About this exercise:
Copy out the entries word for word, leaving images aside.

══ Data for this task

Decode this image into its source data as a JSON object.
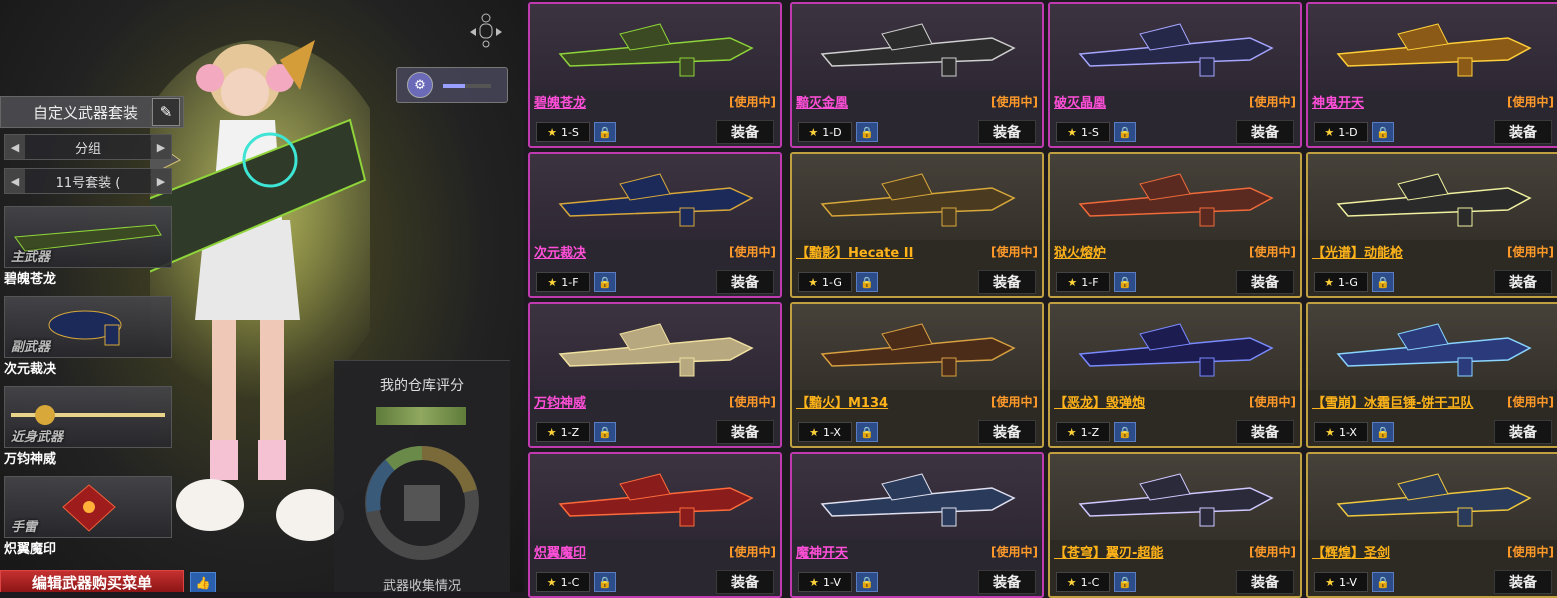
{
  "left": {
    "suit_label": "自定义武器套装",
    "group_selector": "分组",
    "set_selector": "11号套装 (",
    "slots": [
      {
        "tag": "主武器",
        "name": "碧魄苍龙"
      },
      {
        "tag": "副武器",
        "name": "次元裁决"
      },
      {
        "tag": "近身武器",
        "name": "万钧神威"
      },
      {
        "tag": "手雷",
        "name": "炽翼魔印"
      }
    ],
    "weapon_indicator_level": 0.45,
    "rating_title": "我的仓库评分",
    "rating_caption": "武器收集情况",
    "buy_button": "编辑武器购买菜单"
  },
  "common": {
    "in_use": "[使用中]",
    "equip": "装备",
    "star": "★"
  },
  "colors": {
    "pink_border": "#c03ab0",
    "gold_border": "#c0a040",
    "pink_name": "#ff4fd8",
    "gold_name": "#ffb31a"
  },
  "weapons": [
    {
      "name": "碧魄苍龙",
      "code": "1-S",
      "rarity": "pink"
    },
    {
      "name": "黯灭金凰",
      "code": "1-D",
      "rarity": "pink"
    },
    {
      "name": "破灭晶凰",
      "code": "1-S",
      "rarity": "pink"
    },
    {
      "name": "神鬼开天",
      "code": "1-D",
      "rarity": "pink"
    },
    {
      "name": "次元裁决",
      "code": "1-F",
      "rarity": "pink"
    },
    {
      "name": "【黯影】Hecate II",
      "code": "1-G",
      "rarity": "gold"
    },
    {
      "name": "狱火熔炉",
      "code": "1-F",
      "rarity": "gold"
    },
    {
      "name": "【光谱】动能枪",
      "code": "1-G",
      "rarity": "gold"
    },
    {
      "name": "万钧神威",
      "code": "1-Z",
      "rarity": "pink"
    },
    {
      "name": "【黯火】M134",
      "code": "1-X",
      "rarity": "gold"
    },
    {
      "name": "【恶龙】毁弹炮",
      "code": "1-Z",
      "rarity": "gold"
    },
    {
      "name": "【雪崩】冰霜巨锤-饼干卫队",
      "code": "1-X",
      "rarity": "gold"
    },
    {
      "name": "炽翼魔印",
      "code": "1-C",
      "rarity": "pink"
    },
    {
      "name": "魔神开天",
      "code": "1-V",
      "rarity": "pink"
    },
    {
      "name": "【苍穹】翼刃-超能",
      "code": "1-C",
      "rarity": "gold"
    },
    {
      "name": "【辉煌】圣剑",
      "code": "1-V",
      "rarity": "gold"
    }
  ]
}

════

Written response:
Decode this image into its source data as a JSON object.
{
  "left": {
    "suit_label": "自定义武器套装",
    "group_selector": "分组",
    "set_selector": "11号套装 (",
    "slots": [
      {
        "tag": "主武器",
        "name": "碧魄苍龙"
      },
      {
        "tag": "副武器",
        "name": "次元裁决"
      },
      {
        "tag": "近身武器",
        "name": "万钧神威"
      },
      {
        "tag": "手雷",
        "name": "炽翼魔印"
      }
    ],
    "weapon_indicator_level": 0.45,
    "rating_title": "我的仓库评分",
    "rating_caption": "武器收集情况",
    "buy_button": "编辑武器购买菜单"
  },
  "common": {
    "in_use": "[使用中]",
    "equip": "装备",
    "star": "★"
  },
  "colors": {
    "pink_border": "#c03ab0",
    "gold_border": "#c0a040",
    "pink_name": "#ff4fd8",
    "gold_name": "#ffb31a"
  },
  "weapons": [
    {
      "name": "碧魄苍龙",
      "code": "1-S",
      "rarity": "pink"
    },
    {
      "name": "黯灭金凰",
      "code": "1-D",
      "rarity": "pink"
    },
    {
      "name": "破灭晶凰",
      "code": "1-S",
      "rarity": "pink"
    },
    {
      "name": "神鬼开天",
      "code": "1-D",
      "rarity": "pink"
    },
    {
      "name": "次元裁决",
      "code": "1-F",
      "rarity": "pink"
    },
    {
      "name": "【黯影】Hecate II",
      "code": "1-G",
      "rarity": "gold"
    },
    {
      "name": "狱火熔炉",
      "code": "1-F",
      "rarity": "gold"
    },
    {
      "name": "【光谱】动能枪",
      "code": "1-G",
      "rarity": "gold"
    },
    {
      "name": "万钧神威",
      "code": "1-Z",
      "rarity": "pink"
    },
    {
      "name": "【黯火】M134",
      "code": "1-X",
      "rarity": "gold"
    },
    {
      "name": "【恶龙】毁弹炮",
      "code": "1-Z",
      "rarity": "gold"
    },
    {
      "name": "【雪崩】冰霜巨锤-饼干卫队",
      "code": "1-X",
      "rarity": "gold"
    },
    {
      "name": "炽翼魔印",
      "code": "1-C",
      "rarity": "pink"
    },
    {
      "name": "魔神开天",
      "code": "1-V",
      "rarity": "pink"
    },
    {
      "name": "【苍穹】翼刃-超能",
      "code": "1-C",
      "rarity": "gold"
    },
    {
      "name": "【辉煌】圣剑",
      "code": "1-V",
      "rarity": "gold"
    }
  ]
}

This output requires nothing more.